* _Requirement_: Print each entry precisely; exclude the pictures.

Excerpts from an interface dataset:

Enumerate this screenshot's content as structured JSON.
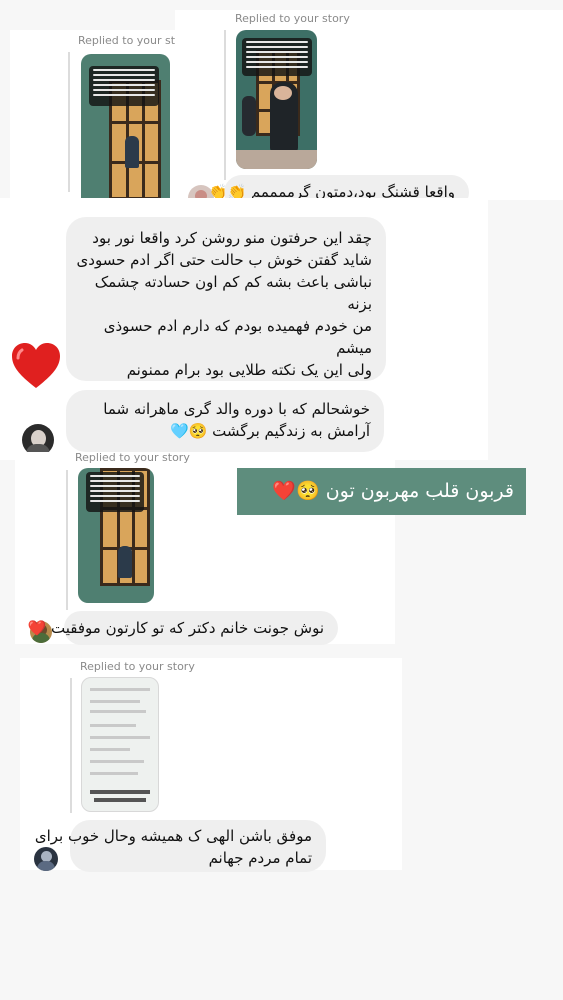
{
  "replied_label": "Replied to your story",
  "thread1": {
    "label_clipped": "Replied to your st",
    "message": "واقعا قشنگ بود،دمتون گرممممم 👏👏"
  },
  "thread2": {
    "message1": [
      "چقد این حرفتون منو روشن کرد واقعا نور بود",
      "شاید گفتن خوش ب حالت حتی اگر ادم حسودی",
      "نباشی  باعث بشه کم کم اون حسادته چشمک",
      "بزنه",
      "من خودم فهمیده بودم که دارم ادم حسوذی",
      "میشم",
      "ولی این یک نکته طلایی بود برام ممنونم"
    ],
    "reaction": "❤️",
    "message2": [
      "خوشحالم که با دوره والد گری ماهرانه شما",
      "آرامش به زندگیم برگشت 🥺🩵"
    ]
  },
  "sticker_text": "قربون قلب مهربون تون 🥺❤️",
  "thread3": {
    "message": "نوش جونت خانم دکتر که تو کارتون موفقیت ❤️"
  },
  "thread4": {
    "message": [
      "موفق باشن الهی ک همیشه وحال خوب برای",
      "تمام مردم جهانم"
    ]
  },
  "colors": {
    "bubble": "#efefef",
    "sticker_bg": "#5e8d7d",
    "story_green": "#4f7f71",
    "heart": "#e0201f"
  }
}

* _Finished exercise_:
Enumerate this screenshot's content as structured JSON.
{
  "replied_label": "Replied to your story",
  "thread1": {
    "label_clipped": "Replied to your st",
    "message": "واقعا قشنگ بود،دمتون گرممممم 👏👏"
  },
  "thread2": {
    "message1": [
      "چقد این حرفتون منو روشن کرد واقعا نور بود",
      "شاید گفتن خوش ب حالت حتی اگر ادم حسودی",
      "نباشی  باعث بشه کم کم اون حسادته چشمک",
      "بزنه",
      "من خودم فهمیده بودم که دارم ادم حسوذی",
      "میشم",
      "ولی این یک نکته طلایی بود برام ممنونم"
    ],
    "reaction": "❤️",
    "message2": [
      "خوشحالم که با دوره والد گری ماهرانه شما",
      "آرامش به زندگیم برگشت 🥺🩵"
    ]
  },
  "sticker_text": "قربون قلب مهربون تون 🥺❤️",
  "thread3": {
    "message": "نوش جونت خانم دکتر که تو کارتون موفقیت ❤️"
  },
  "thread4": {
    "message": [
      "موفق باشن الهی ک همیشه وحال خوب برای",
      "تمام مردم جهانم"
    ]
  },
  "colors": {
    "bubble": "#efefef",
    "sticker_bg": "#5e8d7d",
    "story_green": "#4f7f71",
    "heart": "#e0201f"
  }
}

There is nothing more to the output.